Longtime readers will recall that I find the Uncertainty meme to be mostly silly (see this and this). The foolishness continues to come up amongst allegedly serious people. I find many of these folks (mostly) devoid of original thought, choosing instead to repeat things pundits of questionable insight have previously said (PoQI™ is a registered trademark of TBP).

I mention this because Michael Mauboussin, who is an orginal thinker with outstanding insight, discussed this very subject not too long ago. On Bloomberg TV, he had broad discussion of skill and luck in sports, business and investing. Almost as an aside, Mauboussin’s made some extremely insightful commentary about “What is Risk,” and how that compares to our peeve, “What is Uncertainty.”

He nailed the distinction in a way I found simply fascinating. Consider the distinctions Mauboussin makes:

Risk: We don’t know what is going to happen next, but we do know what the distribution looks like.

Uncertainty: We don’t know what is going to happen next, and we do not know what the possible distribution looks like.

In other words, his view is that the future is always unknown — but that does not make it “uncertain.” Rather, he takes the analysis a step further, quantifying this in the language of statistical probability.

A statistical approach perfectly clarifies the falsity of the uncertainty meme.

When we don’t know what any future outcome will be, but we understand the probability distribution — think of dice or a multiple choice exam — we have risk, but we do NOT have uncertainty. We never know what the roll of the dice will be, but we do know its one of six choices.

Is that uncertainty? The answer is of course not — it is an unknown outcome with well-defined possibilities. We may not know precisely which outcome will occur in advance, but we do know its either 1, 2,3, 4, 5 or 6. Call that risk or an unknown future, but do not call that uncertainty.

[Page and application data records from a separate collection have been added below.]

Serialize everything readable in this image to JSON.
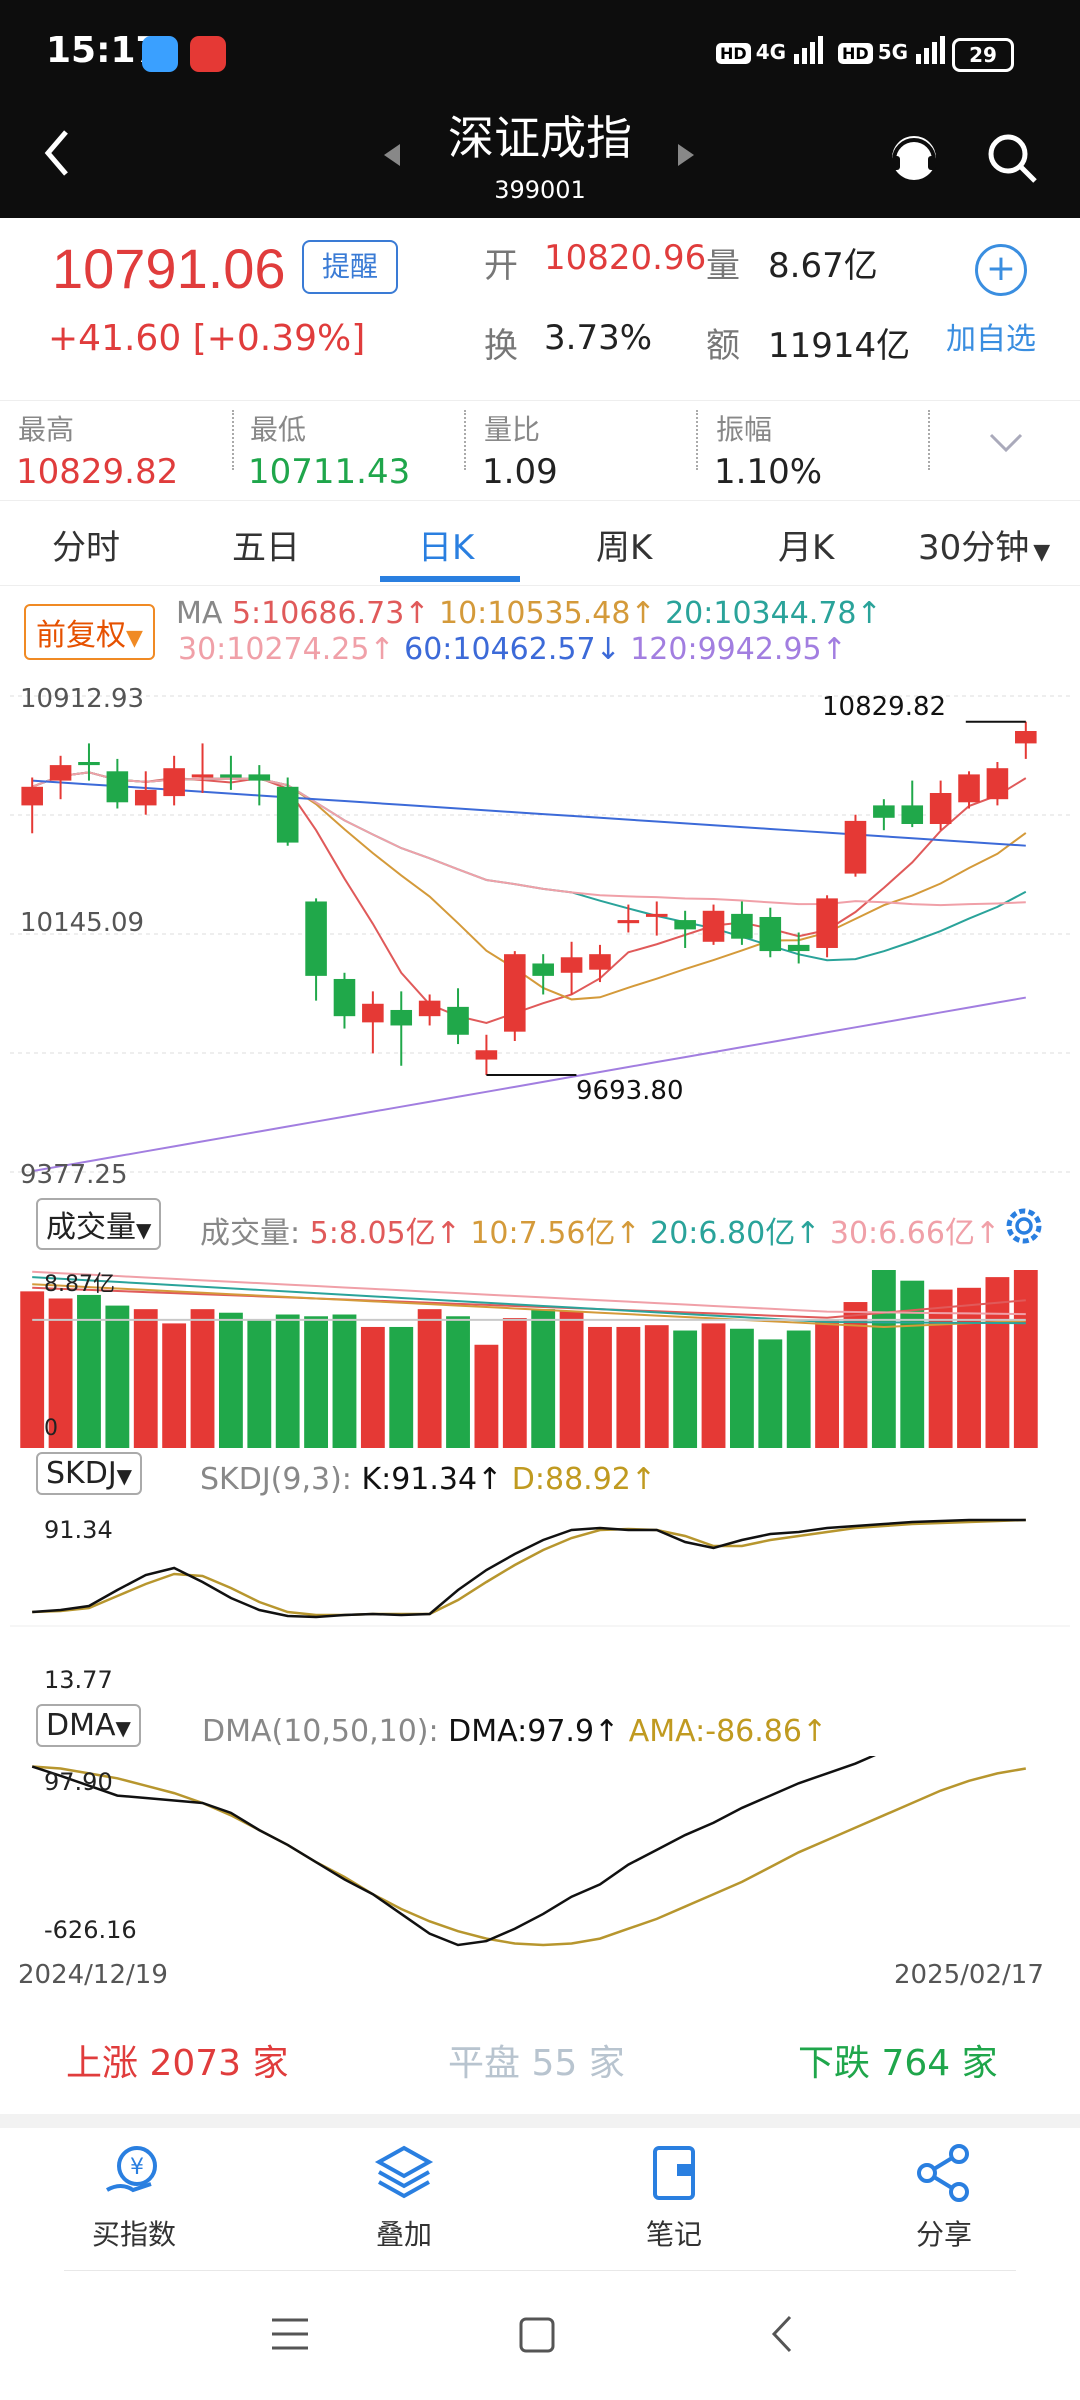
{
  "status_bar": {
    "time": "15:17",
    "battery": "29",
    "net1": "4G",
    "net2": "5G",
    "hd": "HD"
  },
  "header": {
    "title": "深证成指",
    "code": "399001"
  },
  "quote": {
    "price": "10791.06",
    "change": "+41.60 [+0.39%]",
    "remind_label": "提醒",
    "open_label": "开",
    "open_value": "10820.96",
    "volume_label": "量",
    "volume_value": "8.67亿",
    "turnover_label": "换",
    "turnover_value": "3.73%",
    "amount_label": "额",
    "amount_value": "11914亿",
    "add_fav_label": "加自选"
  },
  "stats": [
    {
      "label": "最高",
      "value": "10829.82"
    },
    {
      "label": "最低",
      "value": "10711.43"
    },
    {
      "label": "量比",
      "value": "1.09"
    },
    {
      "label": "振幅",
      "value": "1.10%"
    }
  ],
  "tabs": [
    "分时",
    "五日",
    "日K",
    "周K",
    "月K",
    "30分钟"
  ],
  "active_tab": "日K",
  "ma_panel": {
    "adjust_label": "前复权",
    "ma_label": "MA",
    "ma5": "5:10686.73↑",
    "ma10": "10:10535.48↑",
    "ma20": "20:10344.78↑",
    "ma30": "30:10274.25↑",
    "ma60": "60:10462.57↓",
    "ma120": "120:9942.95↑"
  },
  "price_axis": {
    "top": "10912.93",
    "mid": "10145.09",
    "bottom": "9377.25",
    "high_mark": "10829.82",
    "low_mark": "9693.80"
  },
  "volume_panel": {
    "selector": "成交量",
    "label": "成交量:",
    "v5": "5:8.05亿↑",
    "v10": "10:7.56亿↑",
    "v20": "20:6.80亿↑",
    "v30": "30:6.66亿↑",
    "max": "8.87亿",
    "min": "0"
  },
  "skdj_panel": {
    "selector": "SKDJ",
    "params": "SKDJ(9,3):",
    "k": "K:91.34↑",
    "d": "D:88.92↑",
    "top": "91.34",
    "bottom": "13.77"
  },
  "dma_panel": {
    "selector": "DMA",
    "params": "DMA(10,50,10):",
    "dma": "DMA:97.9↑",
    "ama": "AMA:-86.86↑",
    "top": "97.90",
    "bottom": "-626.16"
  },
  "dates": {
    "start": "2024/12/19",
    "end": "2025/02/17"
  },
  "breadth": {
    "up": "上涨 2073 家",
    "flat": "平盘 55 家",
    "down": "下跌 764 家"
  },
  "bottom_nav": [
    "买指数",
    "叠加",
    "笔记",
    "分享"
  ],
  "colors": {
    "up": "#e53935",
    "down": "#20a84a",
    "accent": "#2a7fe0",
    "ma5": "#e05a5a",
    "ma10": "#d49a3a",
    "ma20": "#2aa39a",
    "ma30": "#f0a0a8",
    "ma60": "#3c6ad8",
    "ma120": "#a27ee0"
  },
  "chart_data": {
    "type": "candlestick",
    "ylim": [
      9377.25,
      10912.93
    ],
    "candles": [
      {
        "o": 10560,
        "c": 10620,
        "h": 10650,
        "l": 10470
      },
      {
        "o": 10640,
        "c": 10690,
        "h": 10720,
        "l": 10580
      },
      {
        "o": 10700,
        "c": 10690,
        "h": 10760,
        "l": 10640
      },
      {
        "o": 10670,
        "c": 10570,
        "h": 10710,
        "l": 10550
      },
      {
        "o": 10560,
        "c": 10610,
        "h": 10670,
        "l": 10530
      },
      {
        "o": 10590,
        "c": 10680,
        "h": 10720,
        "l": 10560
      },
      {
        "o": 10650,
        "c": 10660,
        "h": 10760,
        "l": 10600
      },
      {
        "o": 10660,
        "c": 10650,
        "h": 10720,
        "l": 10610
      },
      {
        "o": 10660,
        "c": 10640,
        "h": 10690,
        "l": 10560
      },
      {
        "o": 10620,
        "c": 10440,
        "h": 10650,
        "l": 10430
      },
      {
        "o": 10250,
        "c": 10010,
        "h": 10260,
        "l": 9930
      },
      {
        "o": 10000,
        "c": 9880,
        "h": 10020,
        "l": 9840
      },
      {
        "o": 9860,
        "c": 9920,
        "h": 9960,
        "l": 9760
      },
      {
        "o": 9900,
        "c": 9850,
        "h": 9960,
        "l": 9720
      },
      {
        "o": 9880,
        "c": 9930,
        "h": 9950,
        "l": 9850
      },
      {
        "o": 9910,
        "c": 9820,
        "h": 9970,
        "l": 9790
      },
      {
        "o": 9740,
        "c": 9770,
        "h": 9820,
        "l": 9690
      },
      {
        "o": 9830,
        "c": 10080,
        "h": 10090,
        "l": 9800
      },
      {
        "o": 10050,
        "c": 10010,
        "h": 10080,
        "l": 9950
      },
      {
        "o": 10020,
        "c": 10070,
        "h": 10120,
        "l": 9950
      },
      {
        "o": 10030,
        "c": 10080,
        "h": 10110,
        "l": 9990
      },
      {
        "o": 10180,
        "c": 10190,
        "h": 10240,
        "l": 10150
      },
      {
        "o": 10210,
        "c": 10210,
        "h": 10250,
        "l": 10140
      },
      {
        "o": 10190,
        "c": 10160,
        "h": 10220,
        "l": 10100
      },
      {
        "o": 10120,
        "c": 10220,
        "h": 10240,
        "l": 10110
      },
      {
        "o": 10210,
        "c": 10130,
        "h": 10250,
        "l": 10110
      },
      {
        "o": 10200,
        "c": 10090,
        "h": 10230,
        "l": 10070
      },
      {
        "o": 10110,
        "c": 10090,
        "h": 10150,
        "l": 10050
      },
      {
        "o": 10100,
        "c": 10260,
        "h": 10270,
        "l": 10070
      },
      {
        "o": 10340,
        "c": 10510,
        "h": 10530,
        "l": 10330
      },
      {
        "o": 10560,
        "c": 10520,
        "h": 10580,
        "l": 10480
      },
      {
        "o": 10560,
        "c": 10500,
        "h": 10640,
        "l": 10490
      },
      {
        "o": 10500,
        "c": 10600,
        "h": 10640,
        "l": 10480
      },
      {
        "o": 10570,
        "c": 10660,
        "h": 10670,
        "l": 10550
      },
      {
        "o": 10580,
        "c": 10680,
        "h": 10700,
        "l": 10560
      },
      {
        "o": 10760,
        "c": 10800,
        "h": 10830,
        "l": 10710
      }
    ]
  }
}
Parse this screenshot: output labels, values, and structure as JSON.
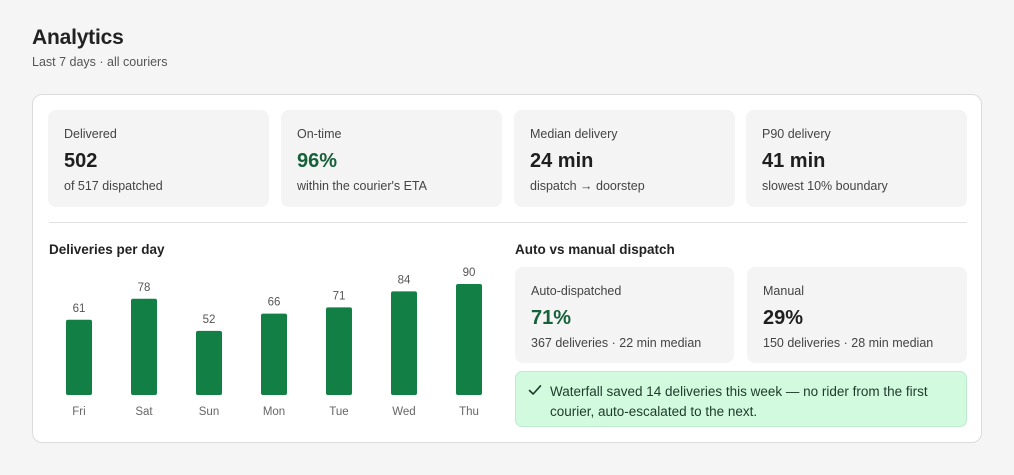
{
  "header": {
    "title": "Analytics",
    "subtitle": "Last 7 days · all couriers"
  },
  "stats": [
    {
      "label": "Delivered",
      "value": "502",
      "sub": "of 517 dispatched",
      "color": "#1f1f1f"
    },
    {
      "label": "On-time",
      "value": "96%",
      "sub": "within the courier's ETA",
      "color": "#16603a"
    },
    {
      "label": "Median delivery",
      "value": "24 min",
      "sub": "dispatch → doorstep",
      "color": "#1f1f1f"
    },
    {
      "label": "P90 delivery",
      "value": "41 min",
      "sub": "slowest 10% boundary",
      "color": "#1f1f1f"
    }
  ],
  "deliveries_chart": {
    "title": "Deliveries per day"
  },
  "chart_data": {
    "type": "bar",
    "title": "Deliveries per day",
    "categories": [
      "Fri",
      "Sat",
      "Sun",
      "Mon",
      "Tue",
      "Wed",
      "Thu"
    ],
    "values": [
      61,
      78,
      52,
      66,
      71,
      84,
      90
    ],
    "xlabel": "",
    "ylabel": "",
    "ylim": [
      0,
      90
    ],
    "grid": false,
    "color": "#127f44"
  },
  "dispatch": {
    "title": "Auto vs manual dispatch",
    "auto": {
      "label": "Auto-dispatched",
      "value": "71%",
      "sub": "367 deliveries · 22 min median",
      "color": "#16603a"
    },
    "manual": {
      "label": "Manual",
      "value": "29%",
      "sub": "150 deliveries · 28 min median",
      "color": "#1f1f1f"
    }
  },
  "callout": {
    "icon": "check-icon",
    "text": "Waterfall saved 14 deliveries this week — no rider from the first courier, auto-escalated to the next.",
    "background": "#d2fadf"
  }
}
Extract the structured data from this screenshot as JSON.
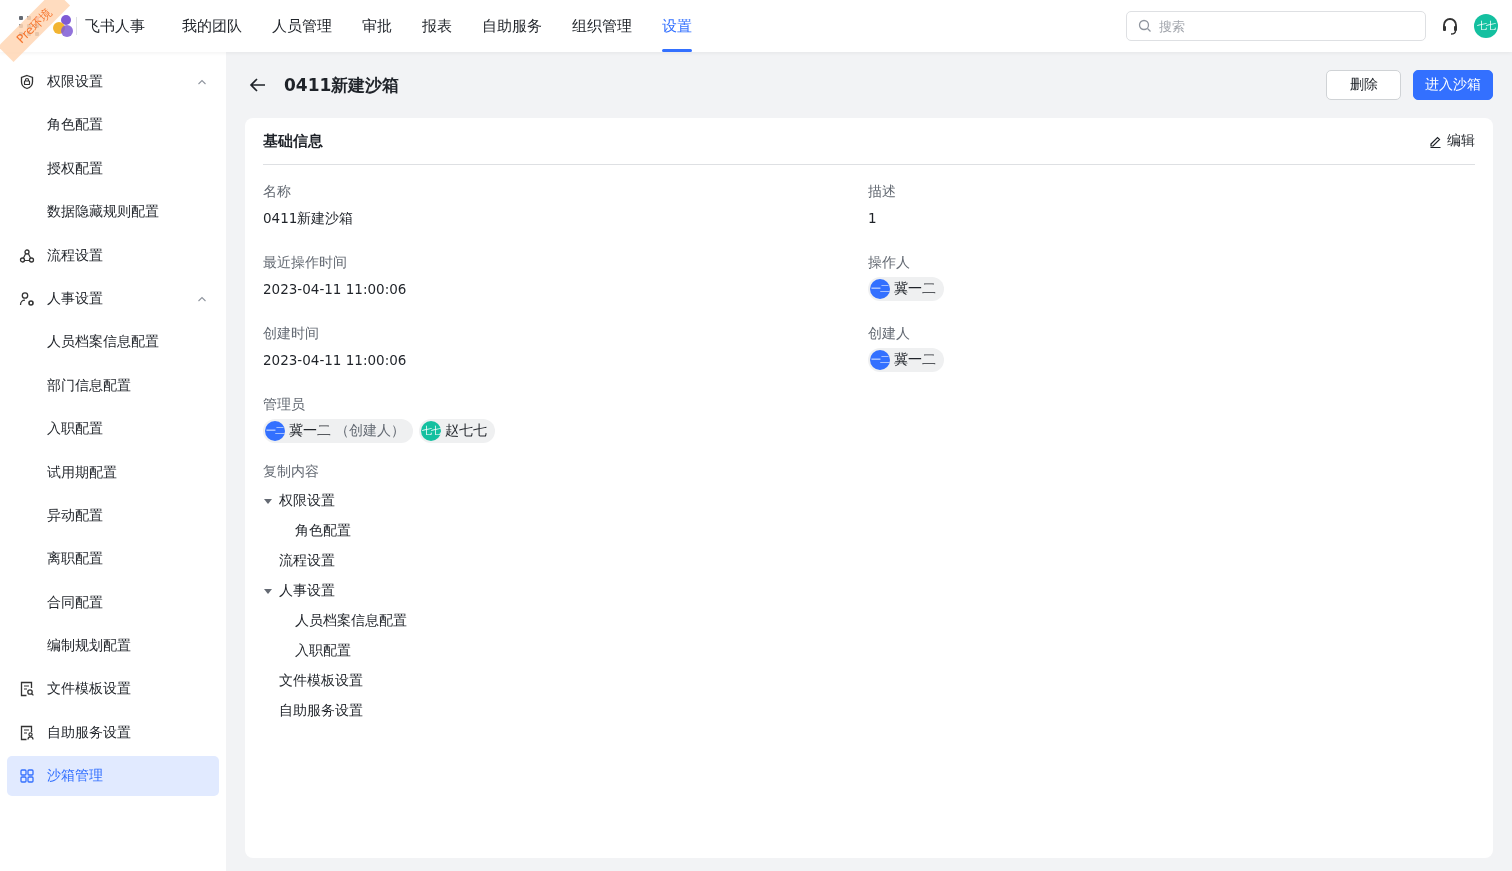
{
  "env_ribbon": "Pre环境",
  "app_name": "飞书人事",
  "nav": [
    {
      "label": "我的团队",
      "selected": false
    },
    {
      "label": "人员管理",
      "selected": false
    },
    {
      "label": "审批",
      "selected": false
    },
    {
      "label": "报表",
      "selected": false
    },
    {
      "label": "自助服务",
      "selected": false
    },
    {
      "label": "组织管理",
      "selected": false
    },
    {
      "label": "设置",
      "selected": true
    }
  ],
  "search": {
    "placeholder": "搜索"
  },
  "user_avatar": {
    "text": "七七",
    "color": "#14c0a0"
  },
  "sidebar": [
    {
      "label": "权限设置",
      "expanded": true,
      "selected": false,
      "children": [
        {
          "label": "角色配置",
          "selected": false
        },
        {
          "label": "授权配置",
          "selected": false
        },
        {
          "label": "数据隐藏规则配置",
          "selected": false
        }
      ]
    },
    {
      "label": "流程设置",
      "selected": false
    },
    {
      "label": "人事设置",
      "expanded": true,
      "selected": false,
      "children": [
        {
          "label": "人员档案信息配置",
          "selected": false
        },
        {
          "label": "部门信息配置",
          "selected": false
        },
        {
          "label": "入职配置",
          "selected": false
        },
        {
          "label": "试用期配置",
          "selected": false
        },
        {
          "label": "异动配置",
          "selected": false
        },
        {
          "label": "离职配置",
          "selected": false
        },
        {
          "label": "合同配置",
          "selected": false
        },
        {
          "label": "编制规划配置",
          "selected": false
        }
      ]
    },
    {
      "label": "文件模板设置",
      "selected": false
    },
    {
      "label": "自助服务设置",
      "selected": false
    },
    {
      "label": "沙箱管理",
      "selected": true
    }
  ],
  "page_title": "0411新建沙箱",
  "buttons": [
    {
      "label": "删除",
      "kind": "default"
    },
    {
      "label": "进入沙箱",
      "kind": "primary"
    }
  ],
  "section": {
    "title": "基础信息",
    "edit": "编辑"
  },
  "fields": [
    {
      "label": "名称",
      "kind": "text",
      "value": "0411新建沙箱"
    },
    {
      "label": "描述",
      "kind": "text",
      "value": "1"
    },
    {
      "label": "最近操作时间",
      "kind": "text",
      "value": "2023-04-11 11:00:06"
    },
    {
      "label": "操作人",
      "kind": "users",
      "users": [
        {
          "avatar": "一二",
          "name": "冀一二",
          "color": "#3370ff"
        }
      ]
    },
    {
      "label": "创建时间",
      "kind": "text",
      "value": "2023-04-11 11:00:06"
    },
    {
      "label": "创建人",
      "kind": "users",
      "users": [
        {
          "avatar": "一二",
          "name": "冀一二",
          "color": "#3370ff"
        }
      ]
    },
    {
      "label": "管理员",
      "kind": "users",
      "users": [
        {
          "avatar": "一二",
          "name": "冀一二",
          "note": "（创建人）",
          "color": "#3370ff"
        },
        {
          "avatar": "七七",
          "name": "赵七七",
          "color": "#14c0a0"
        }
      ]
    }
  ],
  "copy_content": {
    "label": "复制内容",
    "tree": [
      {
        "label": "权限设置",
        "expanded": true,
        "children": [
          {
            "label": "角色配置"
          }
        ]
      },
      {
        "label": "流程设置"
      },
      {
        "label": "人事设置",
        "expanded": true,
        "children": [
          {
            "label": "人员档案信息配置"
          },
          {
            "label": "入职配置"
          }
        ]
      },
      {
        "label": "文件模板设置"
      },
      {
        "label": "自助服务设置"
      }
    ]
  }
}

I am pushing against a usage that conflates “Uncertainty” with”Unknown.” Since the future is, by definition, always “unknown,” then what purpose does it serve to say there is Uncertainty? By that definition, there is always uncertainty. As currently heard in the MSM, this renders the word utterly meaningless.

Consider alternatively what is the true definition of Uncertainty: That occurs when we have no idea of what the possible outcome might be. The probability distribution is unknown (or so extremely large as to functionally be the same as unknown).

The so-called fiscal cliff is a perfect example — we know what the possible outcomes are, and we have a very good idea what their impact will be.

Hopefully clarifies the silly meme that seems to conflate “Uncertainty” and “Unknown” as the same things…

Previously:
Kiss Your Assets Goodbye When Certainty Reigns (Bloomberg,  November 9, 2010)

There’s nothing new about uncertainty (Washington Post, July 7 2012)

Mauboussin on ‘The Success Equation’ (November 20th, 2012)

Please use the comments to demonstrate your own ignorance, unfamiliarity with empirical data and lack of respect for scientific knowledge. Be sure to create straw men and argue against things I have neither said nor implied. If you could repeat previously discredited memes or steer the conversation into irrelevant, off topic discussions, it would be appreciated. Lastly, kindly forgo all civility in your discourse . . . you are, after all, anonymous.